*PROBLEM TO SOLVE*. Pictures aside, repeat all the entries below exactly as they appear.
LISTED RECORDS below:
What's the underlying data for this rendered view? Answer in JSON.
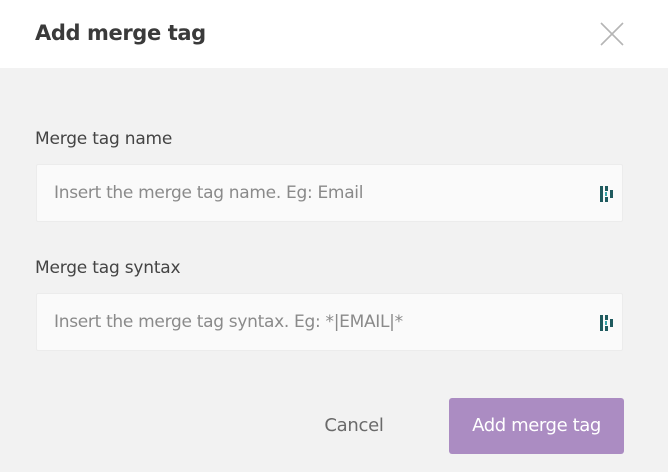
{
  "dialog": {
    "title": "Add merge tag",
    "close_icon": "close-icon"
  },
  "fields": {
    "name": {
      "label": "Merge tag name",
      "value": "",
      "placeholder": "Insert the merge tag name. Eg: Email",
      "icon": "merge-field-icon"
    },
    "syntax": {
      "label": "Merge tag syntax",
      "value": "",
      "placeholder": "Insert the merge tag syntax. Eg: *|EMAIL|*",
      "icon": "merge-field-icon"
    }
  },
  "actions": {
    "cancel_label": "Cancel",
    "submit_label": "Add merge tag"
  },
  "colors": {
    "header_bg": "#ffffff",
    "body_bg": "#f2f2f2",
    "field_bg": "#fafafa",
    "primary_button": "#ab8cc2",
    "field_icon": "#1f5a5e",
    "text": "#3a3a3a"
  }
}
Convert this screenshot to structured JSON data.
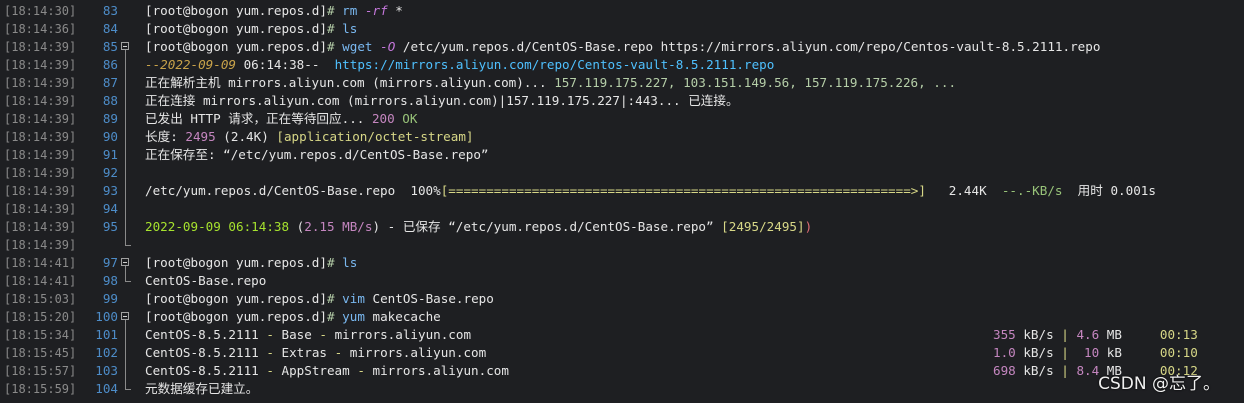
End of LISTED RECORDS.
*THE ANSWER*.
What's the underlying data for this rendered view? Answer in JSON.
{
  "dialog": {
    "title": "Add merge tag",
    "close_icon": "close-icon"
  },
  "fields": {
    "name": {
      "label": "Merge tag name",
      "value": "",
      "placeholder": "Insert the merge tag name. Eg: Email",
      "icon": "merge-field-icon"
    },
    "syntax": {
      "label": "Merge tag syntax",
      "value": "",
      "placeholder": "Insert the merge tag syntax. Eg: *|EMAIL|*",
      "icon": "merge-field-icon"
    }
  },
  "actions": {
    "cancel_label": "Cancel",
    "submit_label": "Add merge tag"
  },
  "colors": {
    "header_bg": "#ffffff",
    "body_bg": "#f2f2f2",
    "field_bg": "#fafafa",
    "primary_button": "#ab8cc2",
    "field_icon": "#1f5a5e",
    "text": "#3a3a3a"
  }
}
Convert this screenshot to structured JSON data.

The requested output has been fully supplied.